We report the effect of rank and lithotype on the wettability of artificial cleat channels in five coals from the Bowen Basin with ranks in the Rmax% range 0.98-1.91%. Wettability was assessed by measuring contact angles of air and water in the artificial cleats using a microfluidic Cleat Flow Cell (CFC) instrument. The artificial cleats were produced by reactive ion etching and had widths in the range 20–40 μm that replicate the width and shape of some natural coal cleats under sub-surface reservoir conditions. These model cleats were developed to allow systematic laboratory investigations of water and gas relative permeability behaviour.
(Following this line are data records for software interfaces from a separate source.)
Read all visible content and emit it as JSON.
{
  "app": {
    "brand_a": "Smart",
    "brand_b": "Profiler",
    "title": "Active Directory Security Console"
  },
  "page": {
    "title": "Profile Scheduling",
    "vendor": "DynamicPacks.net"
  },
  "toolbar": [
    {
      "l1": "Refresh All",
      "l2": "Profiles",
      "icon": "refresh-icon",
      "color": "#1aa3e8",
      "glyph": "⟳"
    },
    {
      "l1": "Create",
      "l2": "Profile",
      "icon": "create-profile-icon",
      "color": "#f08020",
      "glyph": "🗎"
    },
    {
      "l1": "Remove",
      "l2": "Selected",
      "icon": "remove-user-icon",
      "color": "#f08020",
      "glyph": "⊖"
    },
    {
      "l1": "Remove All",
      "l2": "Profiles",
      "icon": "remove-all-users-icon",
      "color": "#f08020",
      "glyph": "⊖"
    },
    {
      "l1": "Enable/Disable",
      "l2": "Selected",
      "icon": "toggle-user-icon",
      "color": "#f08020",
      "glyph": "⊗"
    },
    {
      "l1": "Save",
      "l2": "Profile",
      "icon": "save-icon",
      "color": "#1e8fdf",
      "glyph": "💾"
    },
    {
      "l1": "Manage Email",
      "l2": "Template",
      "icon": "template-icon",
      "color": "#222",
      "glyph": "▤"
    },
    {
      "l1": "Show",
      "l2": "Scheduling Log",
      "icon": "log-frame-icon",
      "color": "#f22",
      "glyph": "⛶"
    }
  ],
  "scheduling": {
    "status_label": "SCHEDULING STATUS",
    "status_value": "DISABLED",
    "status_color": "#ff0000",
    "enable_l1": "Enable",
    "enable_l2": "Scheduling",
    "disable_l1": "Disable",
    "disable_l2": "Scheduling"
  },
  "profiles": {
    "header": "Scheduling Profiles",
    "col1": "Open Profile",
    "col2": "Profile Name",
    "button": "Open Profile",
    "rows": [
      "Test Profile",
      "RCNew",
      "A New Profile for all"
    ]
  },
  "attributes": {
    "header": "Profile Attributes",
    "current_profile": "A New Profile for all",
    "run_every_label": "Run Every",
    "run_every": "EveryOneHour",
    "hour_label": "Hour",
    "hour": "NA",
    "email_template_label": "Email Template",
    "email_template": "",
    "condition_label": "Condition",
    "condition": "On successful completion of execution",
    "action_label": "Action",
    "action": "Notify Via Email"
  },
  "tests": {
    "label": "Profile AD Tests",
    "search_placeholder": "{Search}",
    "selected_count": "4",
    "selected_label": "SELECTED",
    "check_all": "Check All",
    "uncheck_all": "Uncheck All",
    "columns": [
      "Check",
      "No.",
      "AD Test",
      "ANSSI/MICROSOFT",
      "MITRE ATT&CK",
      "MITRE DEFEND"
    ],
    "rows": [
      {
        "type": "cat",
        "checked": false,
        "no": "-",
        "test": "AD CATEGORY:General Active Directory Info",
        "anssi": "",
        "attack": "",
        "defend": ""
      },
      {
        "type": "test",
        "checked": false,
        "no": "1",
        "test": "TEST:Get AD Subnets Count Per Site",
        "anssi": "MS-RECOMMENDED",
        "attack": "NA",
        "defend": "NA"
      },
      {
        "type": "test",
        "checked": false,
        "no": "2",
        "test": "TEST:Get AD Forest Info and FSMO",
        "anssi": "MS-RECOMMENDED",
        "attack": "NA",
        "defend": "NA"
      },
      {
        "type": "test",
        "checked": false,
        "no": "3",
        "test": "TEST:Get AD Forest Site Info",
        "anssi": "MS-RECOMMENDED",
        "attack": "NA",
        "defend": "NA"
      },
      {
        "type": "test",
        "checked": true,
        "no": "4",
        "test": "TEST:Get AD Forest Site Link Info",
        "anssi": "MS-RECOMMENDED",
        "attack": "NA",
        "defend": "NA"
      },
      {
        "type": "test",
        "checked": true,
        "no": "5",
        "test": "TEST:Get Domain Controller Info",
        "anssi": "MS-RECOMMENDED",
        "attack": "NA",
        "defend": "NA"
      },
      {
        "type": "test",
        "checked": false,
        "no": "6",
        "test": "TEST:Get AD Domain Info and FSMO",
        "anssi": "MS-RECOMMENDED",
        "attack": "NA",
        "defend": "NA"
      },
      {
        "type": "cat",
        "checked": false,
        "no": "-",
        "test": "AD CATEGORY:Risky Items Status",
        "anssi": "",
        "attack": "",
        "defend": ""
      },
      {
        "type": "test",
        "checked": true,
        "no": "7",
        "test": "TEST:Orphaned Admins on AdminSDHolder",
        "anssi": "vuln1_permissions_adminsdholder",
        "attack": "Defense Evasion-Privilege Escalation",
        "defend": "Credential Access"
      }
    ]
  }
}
Imbibition and drainage experiments were performed in the artificial channels using air and 0.1 %wt. fluorescein in fresh tap water to observe contact angles, the entry pressure of the air-water and water-air interface to the channel, and the pressure at which the channel was filled by the displacing fluid. Relative contact angles on the coal surface of 110 -140° were determined from images collected in the imbibition experiments. A trend of increasing contact angle with coal rank was observed. The low rank coal exhibited smaller contact angles and lower breakthrough pressures than the higher rank coal samples. In the drainage experiments the injection air displaced the water but left a residual liquid film on cleat walls across dull, inertinite rich bands. This residual film was not observed in the bright, vitrinite rich bands. The results of this study may provide the basis to consider an improved relative permeability model that explicitly accounts for wettability and the effect of coal rank.

You can access this article if you purchase or spend a download.